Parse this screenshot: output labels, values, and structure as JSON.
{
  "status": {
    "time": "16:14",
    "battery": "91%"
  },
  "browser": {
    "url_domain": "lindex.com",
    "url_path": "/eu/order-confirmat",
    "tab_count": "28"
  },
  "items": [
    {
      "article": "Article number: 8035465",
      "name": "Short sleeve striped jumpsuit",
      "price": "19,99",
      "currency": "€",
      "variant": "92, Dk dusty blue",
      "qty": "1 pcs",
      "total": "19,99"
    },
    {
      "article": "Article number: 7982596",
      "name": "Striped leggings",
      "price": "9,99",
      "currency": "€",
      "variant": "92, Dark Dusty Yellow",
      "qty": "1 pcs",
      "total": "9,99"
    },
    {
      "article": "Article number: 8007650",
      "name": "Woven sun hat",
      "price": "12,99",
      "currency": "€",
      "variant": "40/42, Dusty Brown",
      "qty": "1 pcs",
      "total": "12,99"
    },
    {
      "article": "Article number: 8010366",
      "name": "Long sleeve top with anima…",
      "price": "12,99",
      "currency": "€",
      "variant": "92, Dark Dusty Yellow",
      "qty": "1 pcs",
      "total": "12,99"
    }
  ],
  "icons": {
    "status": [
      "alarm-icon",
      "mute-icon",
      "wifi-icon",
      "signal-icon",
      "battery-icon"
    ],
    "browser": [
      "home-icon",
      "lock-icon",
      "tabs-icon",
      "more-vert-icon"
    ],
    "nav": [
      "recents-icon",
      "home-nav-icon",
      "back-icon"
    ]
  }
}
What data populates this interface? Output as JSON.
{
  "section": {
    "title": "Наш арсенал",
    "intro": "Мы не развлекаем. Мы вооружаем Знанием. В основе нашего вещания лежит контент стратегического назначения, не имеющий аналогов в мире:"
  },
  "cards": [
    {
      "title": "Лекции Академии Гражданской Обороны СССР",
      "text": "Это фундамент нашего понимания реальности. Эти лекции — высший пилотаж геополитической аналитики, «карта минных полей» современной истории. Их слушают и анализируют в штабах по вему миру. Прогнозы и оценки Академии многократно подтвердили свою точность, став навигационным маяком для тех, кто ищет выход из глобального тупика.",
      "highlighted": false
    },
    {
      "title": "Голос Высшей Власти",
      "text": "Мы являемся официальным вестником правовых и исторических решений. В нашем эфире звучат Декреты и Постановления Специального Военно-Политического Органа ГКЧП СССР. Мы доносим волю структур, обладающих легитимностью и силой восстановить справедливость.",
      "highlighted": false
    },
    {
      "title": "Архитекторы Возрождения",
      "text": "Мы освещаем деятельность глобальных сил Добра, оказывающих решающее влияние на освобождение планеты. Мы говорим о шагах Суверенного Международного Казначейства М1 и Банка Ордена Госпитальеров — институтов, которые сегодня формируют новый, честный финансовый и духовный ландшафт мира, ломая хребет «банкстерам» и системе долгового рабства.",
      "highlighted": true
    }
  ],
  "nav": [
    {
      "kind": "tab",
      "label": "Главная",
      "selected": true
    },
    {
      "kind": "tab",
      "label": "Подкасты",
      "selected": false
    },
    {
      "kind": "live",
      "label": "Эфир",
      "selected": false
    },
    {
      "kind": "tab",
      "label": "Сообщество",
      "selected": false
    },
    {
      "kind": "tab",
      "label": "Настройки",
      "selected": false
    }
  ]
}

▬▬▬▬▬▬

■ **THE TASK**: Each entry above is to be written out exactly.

■ **OUTPUT BELOW**:
Parse this screenshot: output labels, values, and structure as JSON.
{
  "status": {
    "time": "16:14",
    "battery": "91%"
  },
  "browser": {
    "url_domain": "lindex.com",
    "url_path": "/eu/order-confirmat",
    "tab_count": "28"
  },
  "items": [
    {
      "article": "Article number: 8035465",
      "name": "Short sleeve striped jumpsuit",
      "price": "19,99",
      "currency": "€",
      "variant": "92, Dk dusty blue",
      "qty": "1 pcs",
      "total": "19,99"
    },
    {
      "article": "Article number: 7982596",
      "name": "Striped leggings",
      "price": "9,99",
      "currency": "€",
      "variant": "92, Dark Dusty Yellow",
      "qty": "1 pcs",
      "total": "9,99"
    },
    {
      "article": "Article number: 8007650",
      "name": "Woven sun hat",
      "price": "12,99",
      "currency": "€",
      "variant": "40/42, Dusty Brown",
      "qty": "1 pcs",
      "total": "12,99"
    },
    {
      "article": "Article number: 8010366",
      "name": "Long sleeve top with anima…",
      "price": "12,99",
      "currency": "€",
      "variant": "92, Dark Dusty Yellow",
      "qty": "1 pcs",
      "total": "12,99"
    }
  ],
  "icons": {
    "status": [
      "alarm-icon",
      "mute-icon",
      "wifi-icon",
      "signal-icon",
      "battery-icon"
    ],
    "browser": [
      "home-icon",
      "lock-icon",
      "tabs-icon",
      "more-vert-icon"
    ],
    "nav": [
      "recents-icon",
      "home-nav-icon",
      "back-icon"
    ]
  }
}
What data populates this interface? Output as JSON.
{
  "section": {
    "title": "Наш арсенал",
    "intro": "Мы не развлекаем. Мы вооружаем Знанием. В основе нашего вещания лежит контент стратегического назначения, не имеющий аналогов в мире:"
  },
  "cards": [
    {
      "title": "Лекции Академии Гражданской Обороны СССР",
      "text": "Это фундамент нашего понимания реальности. Эти лекции — высший пилотаж геополитической аналитики, «карта минных полей» современной истории. Их слушают и анализируют в штабах по вему миру. Прогнозы и оценки Академии многократно подтвердили свою точность, став навигационным маяком для тех, кто ищет выход из глобального тупика.",
      "highlighted": false
    },
    {
      "title": "Голос Высшей Власти",
      "text": "Мы являемся официальным вестником правовых и исторических решений. В нашем эфире звучат Декреты и Постановления Специального Военно-Политического Органа ГКЧП СССР. Мы доносим волю структур, обладающих легитимностью и силой восстановить справедливость.",
      "highlighted": false
    },
    {
      "title": "Архитекторы Возрождения",
      "text": "Мы освещаем деятельность глобальных сил Добра, оказывающих решающее влияние на освобождение планеты. Мы говорим о шагах Суверенного Международного Казначейства М1 и Банка Ордена Госпитальеров — институтов, которые сегодня формируют новый, честный финансовый и духовный ландшафт мира, ломая хребет «банкстерам» и системе долгового рабства.",
      "highlighted": true
    }
  ],
  "nav": [
    {
      "kind": "tab",
      "label": "Главная",
      "selected": true
    },
    {
      "kind": "tab",
      "label": "Подкасты",
      "selected": false
    },
    {
      "kind": "live",
      "label": "Эфир",
      "selected": false
    },
    {
      "kind": "tab",
      "label": "Сообщество",
      "selected": false
    },
    {
      "kind": "tab",
      "label": "Настройки",
      "selected": false
    }
  ]
}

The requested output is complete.